I am one of those people who much prefers to read about walking than to actually walk. I am not talking about those healthy “hike a nature trail across half of North America” types of walking books, but rather those that reflect on philosophy and walking, or perhaps the philosophy of walking. It turns out, there is an entire genre of books on this subject that allow one to meditatively reflect on walking while sitting comfortably in a chair at home.

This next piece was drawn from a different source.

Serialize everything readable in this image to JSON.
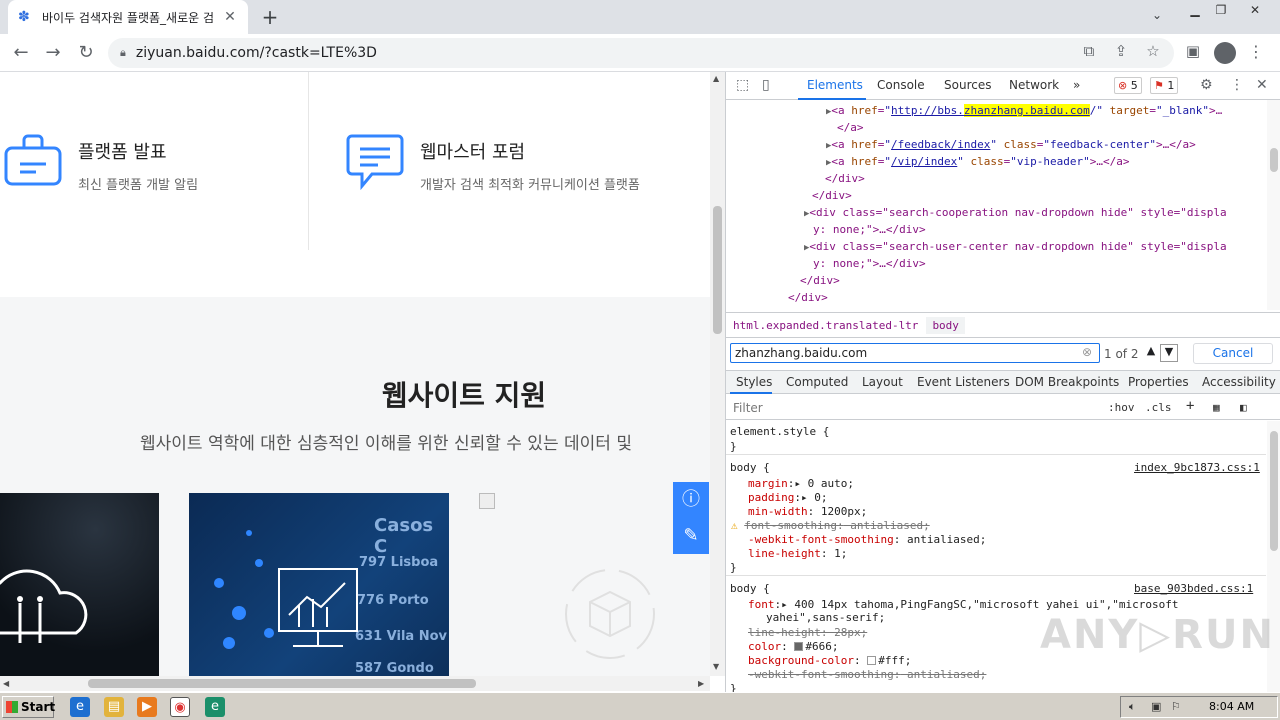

As usual, we can blame it on the Greeks. The early philosophers were called Peripatetics – Socrates, Plato, and the crowd – because of their habit of walking around while they disputed. Rousseau walked from Paris to Geneva and back a couple of times (mainly because he could not afford the stagecoach fare). Nietzsche was famous for his long walks in the Alps, especially after his mental break down. Kierkegaard paced the streets of Copenhagen being very glum. The list goes on to include poets galore, not only those who wrote romantic nature poetry, but many others as well. Walking and thinking.
And Jesus walked. He walked everywhere. Those few occasions when he did not walk, when he took a boat or rode a donkey, are so freighted with significance that each alone would require an entire essay. He walked and he talked. Jesus did not walk alone, but was followed about by great crowds who wanted to listen in as he taught his disciples. It must have been very exciting to be in this crowd walking along behind Jesus, getting caught up in the movement to bring in the Kingdom of God. It must have been noisy, dusty, and smelly. With the crowds and the noise, it is no wonder that not everyone heard things well, and we have different versions of the same stories (“Blessed are the cheesemakers,” according to Monty Python).
There were times when Jesus had to walk apart. He had to seek out the quiet and the solitude in the hills to pray and to think, and he walked through the desert for 40 days and nights. Walking and praying.
In one of the most common metaphors we hear, we are invited to walk with Jesus. We walk with Jesus because of the sheer physicality and materiality of walking. The physicality of our own bodies exercising and exerting, sweating and being chilled. We become very aware of our bodies, our embodied existence. And we are reminded that God embodied Jesus with the same strengths and limitations as our bodies. And as he walked Jesus was exercising and exerting, sweating and being chilled.
As we walk, we are reminded of the very materiality of the world around us. On pleasant sunny days, we can glory in the joy of the world. On rainy, snowy, -40 days (we are Rupert’s Landers after all), the physical world is much more “in your face,” and it is difficult to give thanks. As Jesus walked, he pointed to the vines and the vineyards, the workers in the fields, the fig trees, the sheep and the goats and told stories about them. The very material world is also called into the Kingdom of God.
As we exert our bodies and we are stung in the face by blowing snow, we have time to think. We can think about what we are going to have for supper, give thanks for what God has granted us this day, or wonder about the relationship between essence and existence. Or do them all at once.
That is the joy of walking. Our minds can fly to the highest heaven and the deepest problem while remaining connected to the nitty, gritty of the everyday world. We are whole: mind, body, spirit, world all united.